*** The records Section Begins ***

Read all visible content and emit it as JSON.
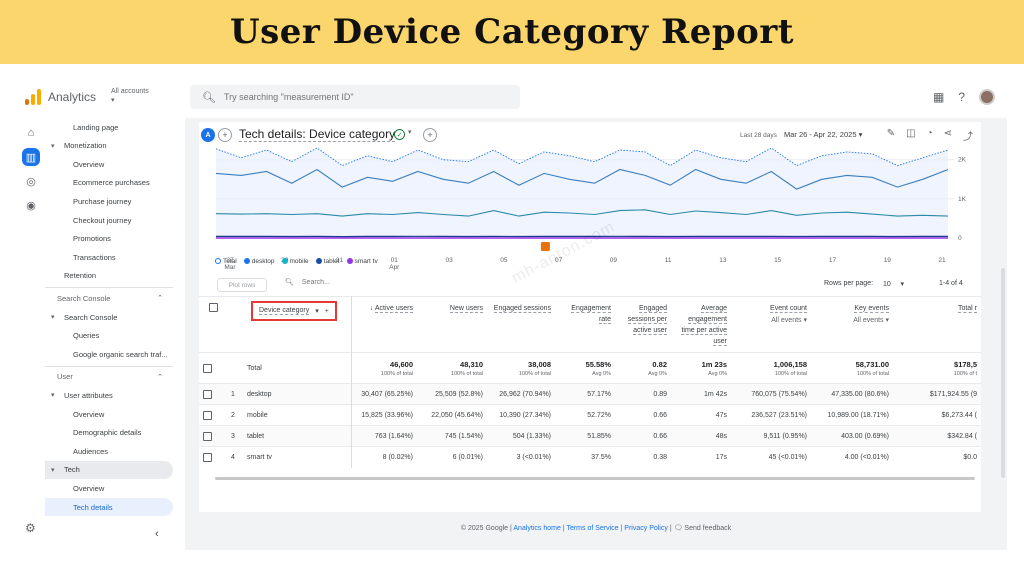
{
  "banner": {
    "title": "User Device Category Report"
  },
  "topbar": {
    "brand": "Analytics",
    "accounts_label": "All accounts",
    "search_placeholder": "Try searching \"measurement ID\""
  },
  "sidebar": {
    "items": [
      {
        "label": "Landing page",
        "level": 1,
        "top": 0
      },
      {
        "label": "Monetization",
        "level": 0,
        "expanded": true
      },
      {
        "label": "Overview",
        "level": 1
      },
      {
        "label": "Ecommerce purchases",
        "level": 1
      },
      {
        "label": "Purchase journey",
        "level": 1
      },
      {
        "label": "Checkout journey",
        "level": 1
      },
      {
        "label": "Promotions",
        "level": 1
      },
      {
        "label": "Transactions",
        "level": 1
      },
      {
        "label": "Retention",
        "level": 0
      }
    ],
    "search_console_section": "Search Console",
    "search_console_items": [
      {
        "label": "Search Console",
        "level": 0,
        "expanded": true
      },
      {
        "label": "Queries",
        "level": 1
      },
      {
        "label": "Google organic search traf...",
        "level": 1
      }
    ],
    "user_section": "User",
    "user_items": [
      {
        "label": "User attributes",
        "level": 0,
        "expanded": true
      },
      {
        "label": "Overview",
        "level": 1
      },
      {
        "label": "Demographic details",
        "level": 1
      },
      {
        "label": "Audiences",
        "level": 1
      },
      {
        "label": "Tech",
        "level": 0,
        "expanded": true
      },
      {
        "label": "Overview",
        "level": 1
      },
      {
        "label": "Tech details",
        "level": 1,
        "selected": true
      }
    ]
  },
  "report": {
    "avatar_letter": "A",
    "title": "Tech details: Device category",
    "date_label": "Last 28 days",
    "date_range": "Mar 26 - Apr 22, 2025"
  },
  "chart_data": {
    "type": "line",
    "x": [
      "27 Mar",
      "29",
      "31",
      "01 Apr",
      "03",
      "05",
      "07",
      "09",
      "11",
      "13",
      "15",
      "17",
      "19",
      "21"
    ],
    "x_tick_top": [
      "27",
      "29",
      "31",
      "01",
      "03",
      "05",
      "07",
      "09",
      "11",
      "13",
      "15",
      "17",
      "19",
      "21"
    ],
    "x_tick_bottom": [
      "Mar",
      "",
      "",
      "Apr",
      "",
      "",
      "",
      "",
      "",
      "",
      "",
      "",
      "",
      ""
    ],
    "y_ticks": [
      "2K",
      "1K",
      "0"
    ],
    "ylim": [
      0,
      2300
    ],
    "legend": [
      "Total",
      "desktop",
      "mobile",
      "tablet",
      "smart tv"
    ],
    "colors": {
      "Total": "#1a73e8",
      "desktop": "#1a73e8",
      "mobile": "#12b5cb",
      "tablet": "#174ea6",
      "smart tv": "#9334e6"
    },
    "series": [
      {
        "name": "Total",
        "values": [
          2280,
          2050,
          2250,
          1950,
          2300,
          1850,
          2100,
          1950,
          2250,
          2000,
          1950,
          2250,
          1900,
          2200,
          2100,
          1950,
          2250,
          2200,
          1850,
          2250,
          2050,
          1950,
          2300,
          1850,
          2100,
          2200,
          2150,
          1850,
          2050,
          2250
        ]
      },
      {
        "name": "desktop",
        "values": [
          1650,
          1600,
          1700,
          1400,
          1750,
          1300,
          1550,
          1450,
          1700,
          1500,
          1400,
          1700,
          1350,
          1650,
          1500,
          1400,
          1750,
          1600,
          1350,
          1750,
          1500,
          1400,
          1700,
          1250,
          1500,
          1600,
          1550,
          1300,
          1500,
          1750
        ]
      },
      {
        "name": "mobile",
        "values": [
          620,
          610,
          620,
          600,
          620,
          560,
          620,
          600,
          650,
          600,
          560,
          700,
          560,
          660,
          640,
          600,
          700,
          720,
          600,
          690,
          650,
          600,
          700,
          580,
          640,
          660,
          610,
          560,
          580,
          560
        ]
      },
      {
        "name": "tablet",
        "values": [
          40,
          40,
          42,
          38,
          40,
          36,
          40,
          40,
          44,
          40,
          38,
          42,
          38,
          42,
          40,
          40,
          44,
          42,
          38,
          42,
          40,
          40,
          42,
          38,
          40,
          42,
          40,
          38,
          40,
          42
        ]
      },
      {
        "name": "smart tv",
        "values": [
          1,
          1,
          1,
          1,
          1,
          1,
          1,
          1,
          1,
          1,
          1,
          1,
          1,
          1,
          1,
          1,
          1,
          1,
          1,
          1,
          1,
          1,
          1,
          1,
          1,
          1,
          1,
          1,
          1,
          1
        ]
      }
    ]
  },
  "toolbar": {
    "plot_rows": "Plot rows",
    "search_placeholder": "Search...",
    "rows_per_page_label": "Rows per page:",
    "rows_per_page_value": "10",
    "pagination": "1-4 of 4"
  },
  "watermark": "mh-anton.com",
  "table": {
    "dimension_label": "Device category",
    "columns": [
      {
        "label": "Active users",
        "sort": "↓",
        "total": "46,600",
        "total_sub": "100% of total"
      },
      {
        "label": "New users",
        "total": "48,310",
        "total_sub": "100% of total"
      },
      {
        "label": "Engaged sessions",
        "total": "38,008",
        "total_sub": "100% of total"
      },
      {
        "label": "Engagement rate",
        "total": "55.58%",
        "total_sub": "Avg 0%"
      },
      {
        "label": "Engaged sessions per active user",
        "total": "0.82",
        "total_sub": "Avg 0%"
      },
      {
        "label": "Average engagement time per active user",
        "total": "1m 23s",
        "total_sub": "Avg 0%"
      },
      {
        "label": "Event count",
        "sub": "All events ▾",
        "total": "1,006,158",
        "total_sub": "100% of total"
      },
      {
        "label": "Key events",
        "sub": "All events ▾",
        "total": "58,731.00",
        "total_sub": "100% of total"
      },
      {
        "label": "Total r",
        "total": "$178,5",
        "total_sub": "100% of t"
      }
    ],
    "total_label": "Total",
    "rows": [
      {
        "n": "1",
        "name": "desktop",
        "cells": [
          "30,407 (65.25%)",
          "25,509 (52.8%)",
          "26,962 (70.94%)",
          "57.17%",
          "0.89",
          "1m 42s",
          "760,075 (75.54%)",
          "47,335.00 (80.6%)",
          "$171,924.55 (9"
        ]
      },
      {
        "n": "2",
        "name": "mobile",
        "cells": [
          "15,825 (33.96%)",
          "22,050 (45.64%)",
          "10,390 (27.34%)",
          "52.72%",
          "0.66",
          "47s",
          "236,527 (23.51%)",
          "10,989.00 (18.71%)",
          "$6,273.44 ("
        ]
      },
      {
        "n": "3",
        "name": "tablet",
        "cells": [
          "763 (1.64%)",
          "745 (1.54%)",
          "504 (1.33%)",
          "51.85%",
          "0.66",
          "48s",
          "9,511 (0.95%)",
          "403.00 (0.69%)",
          "$342.84 ("
        ]
      },
      {
        "n": "4",
        "name": "smart tv",
        "cells": [
          "8 (0.02%)",
          "6 (0.01%)",
          "3 (<0.01%)",
          "37.5%",
          "0.38",
          "17s",
          "45 (<0.01%)",
          "4.00 (<0.01%)",
          "$0.0"
        ]
      }
    ]
  },
  "footer": {
    "copyright": "© 2025 Google |",
    "links": [
      "Analytics home",
      "Terms of Service",
      "Privacy Policy"
    ],
    "feedback": "Send feedback"
  },
  "icons": [
    "apps-icon",
    "help-icon",
    "home-icon",
    "reports-icon",
    "explore-icon",
    "advertising-icon",
    "settings-icon",
    "share-icon",
    "insights-icon"
  ]
}
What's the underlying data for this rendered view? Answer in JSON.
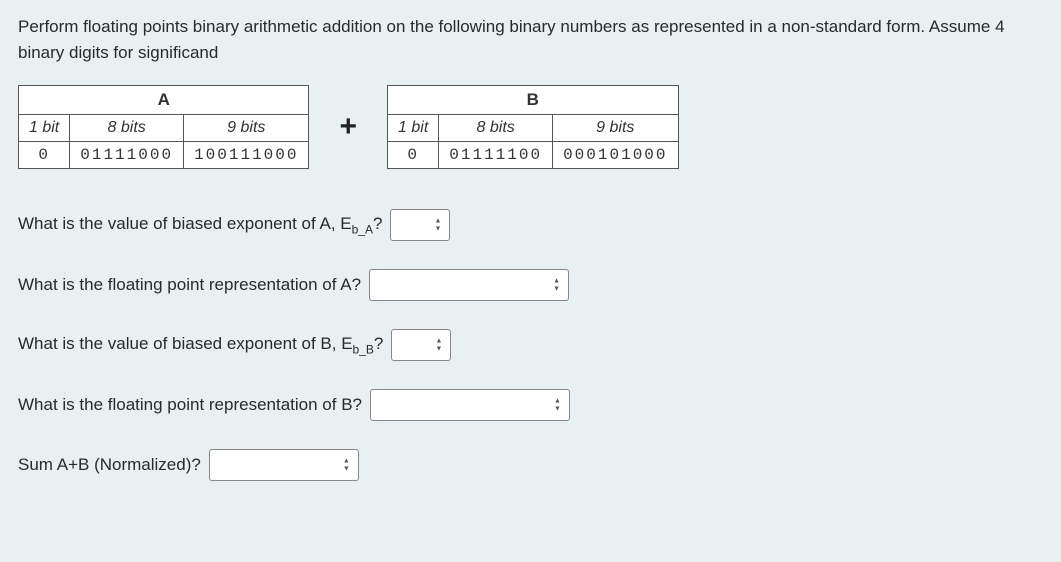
{
  "question": "Perform floating points binary arithmetic addition on the following binary numbers as represented in a non-standard form. Assume 4 binary digits for significand",
  "tableA": {
    "title": "A",
    "headers": [
      "1 bit",
      "8 bits",
      "9 bits"
    ],
    "values": [
      "0",
      "01111000",
      "100111000"
    ]
  },
  "plus": "+",
  "tableB": {
    "title": "B",
    "headers": [
      "1 bit",
      "8 bits",
      "9 bits"
    ],
    "values": [
      "0",
      "01111100",
      "000101000"
    ]
  },
  "q1": {
    "prefix": "What is the value of biased exponent of A, E",
    "sub": "b_A",
    "suffix": "?"
  },
  "q2": "What is the floating point representation of A?",
  "q3": {
    "prefix": "What is the value of biased exponent of B, E",
    "sub": "b_B",
    "suffix": "?"
  },
  "q4": "What is the floating point representation of B?",
  "q5": "Sum A+B (Normalized)?"
}
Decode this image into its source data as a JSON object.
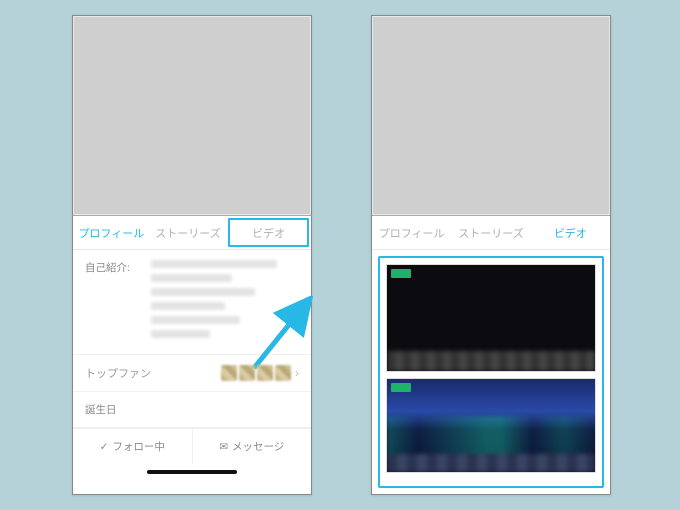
{
  "colors": {
    "accent": "#27b8e6",
    "live": "#1fb26a"
  },
  "tabs": {
    "profile": "プロフィール",
    "stories": "ストーリーズ",
    "video": "ビデオ"
  },
  "left": {
    "active_tab": "profile",
    "highlighted_tab": "video",
    "bio_label": "自己紹介:",
    "topfan_label": "トップファン",
    "birthday_label": "誕生日",
    "follow_label": "フォロー中",
    "message_label": "メッセージ"
  },
  "right": {
    "active_tab": "video"
  }
}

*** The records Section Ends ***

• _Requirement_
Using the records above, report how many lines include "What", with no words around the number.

• _Solution_
5